---------- INPUT RECORDS

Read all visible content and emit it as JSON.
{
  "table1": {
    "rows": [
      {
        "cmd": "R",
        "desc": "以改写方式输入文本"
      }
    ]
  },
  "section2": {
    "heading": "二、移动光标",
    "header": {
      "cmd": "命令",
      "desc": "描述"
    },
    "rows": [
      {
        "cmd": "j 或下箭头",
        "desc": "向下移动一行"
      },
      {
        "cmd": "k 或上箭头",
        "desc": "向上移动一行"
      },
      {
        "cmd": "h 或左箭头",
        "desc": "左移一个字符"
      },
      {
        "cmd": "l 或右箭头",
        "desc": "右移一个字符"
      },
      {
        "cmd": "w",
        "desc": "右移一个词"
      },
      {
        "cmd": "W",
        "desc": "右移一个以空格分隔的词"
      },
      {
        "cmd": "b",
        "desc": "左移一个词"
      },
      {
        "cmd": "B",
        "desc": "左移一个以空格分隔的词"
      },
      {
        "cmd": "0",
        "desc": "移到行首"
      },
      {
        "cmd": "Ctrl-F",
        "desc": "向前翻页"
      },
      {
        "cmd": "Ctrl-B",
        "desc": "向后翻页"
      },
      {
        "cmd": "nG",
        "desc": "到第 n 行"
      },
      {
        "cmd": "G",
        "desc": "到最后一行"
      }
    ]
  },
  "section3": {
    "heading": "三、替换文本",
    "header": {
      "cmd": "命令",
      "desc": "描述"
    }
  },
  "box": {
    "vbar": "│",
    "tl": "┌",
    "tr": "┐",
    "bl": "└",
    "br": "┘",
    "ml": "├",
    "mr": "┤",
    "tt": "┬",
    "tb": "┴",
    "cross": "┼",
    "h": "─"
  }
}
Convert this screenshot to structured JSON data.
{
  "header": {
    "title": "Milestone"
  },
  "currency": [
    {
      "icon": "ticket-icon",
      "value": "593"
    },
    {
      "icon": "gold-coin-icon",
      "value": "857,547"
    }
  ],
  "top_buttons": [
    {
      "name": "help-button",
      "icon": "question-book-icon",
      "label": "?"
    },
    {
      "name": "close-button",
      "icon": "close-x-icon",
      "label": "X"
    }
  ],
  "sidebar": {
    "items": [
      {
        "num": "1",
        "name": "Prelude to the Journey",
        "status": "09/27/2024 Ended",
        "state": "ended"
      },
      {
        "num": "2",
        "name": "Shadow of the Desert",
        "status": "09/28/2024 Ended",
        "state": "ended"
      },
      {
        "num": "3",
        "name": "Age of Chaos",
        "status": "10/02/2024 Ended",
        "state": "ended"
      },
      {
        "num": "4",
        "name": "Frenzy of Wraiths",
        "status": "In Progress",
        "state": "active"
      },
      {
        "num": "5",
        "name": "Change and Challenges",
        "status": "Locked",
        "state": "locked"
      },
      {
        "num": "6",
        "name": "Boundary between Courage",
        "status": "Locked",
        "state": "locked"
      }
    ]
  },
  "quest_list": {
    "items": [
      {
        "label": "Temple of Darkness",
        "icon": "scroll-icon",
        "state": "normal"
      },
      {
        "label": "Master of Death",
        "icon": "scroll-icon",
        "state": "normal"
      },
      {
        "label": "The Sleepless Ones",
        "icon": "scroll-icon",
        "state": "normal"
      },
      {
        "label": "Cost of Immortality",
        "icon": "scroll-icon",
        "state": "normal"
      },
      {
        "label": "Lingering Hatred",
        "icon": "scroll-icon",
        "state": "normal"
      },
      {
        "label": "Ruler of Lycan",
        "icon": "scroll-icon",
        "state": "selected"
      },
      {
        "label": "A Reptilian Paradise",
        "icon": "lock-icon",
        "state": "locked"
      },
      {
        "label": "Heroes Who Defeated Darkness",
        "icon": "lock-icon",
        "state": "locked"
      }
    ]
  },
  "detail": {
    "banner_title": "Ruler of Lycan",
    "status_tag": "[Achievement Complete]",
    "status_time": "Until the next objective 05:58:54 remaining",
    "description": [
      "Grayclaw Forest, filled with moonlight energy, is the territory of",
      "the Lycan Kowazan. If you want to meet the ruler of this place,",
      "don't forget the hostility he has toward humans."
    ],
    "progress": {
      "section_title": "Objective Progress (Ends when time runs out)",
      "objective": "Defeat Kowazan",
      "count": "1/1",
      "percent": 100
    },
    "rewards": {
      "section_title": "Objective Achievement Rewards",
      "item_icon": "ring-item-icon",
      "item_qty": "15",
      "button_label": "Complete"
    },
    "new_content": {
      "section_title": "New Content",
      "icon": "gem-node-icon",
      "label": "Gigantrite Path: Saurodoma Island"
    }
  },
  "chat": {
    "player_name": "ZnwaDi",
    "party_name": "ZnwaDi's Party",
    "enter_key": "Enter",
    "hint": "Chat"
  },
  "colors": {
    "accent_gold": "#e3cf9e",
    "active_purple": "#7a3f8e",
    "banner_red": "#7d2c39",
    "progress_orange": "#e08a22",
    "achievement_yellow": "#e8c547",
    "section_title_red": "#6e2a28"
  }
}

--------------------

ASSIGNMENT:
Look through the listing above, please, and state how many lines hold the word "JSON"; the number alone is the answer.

RESULT FOR THIS TASK:
2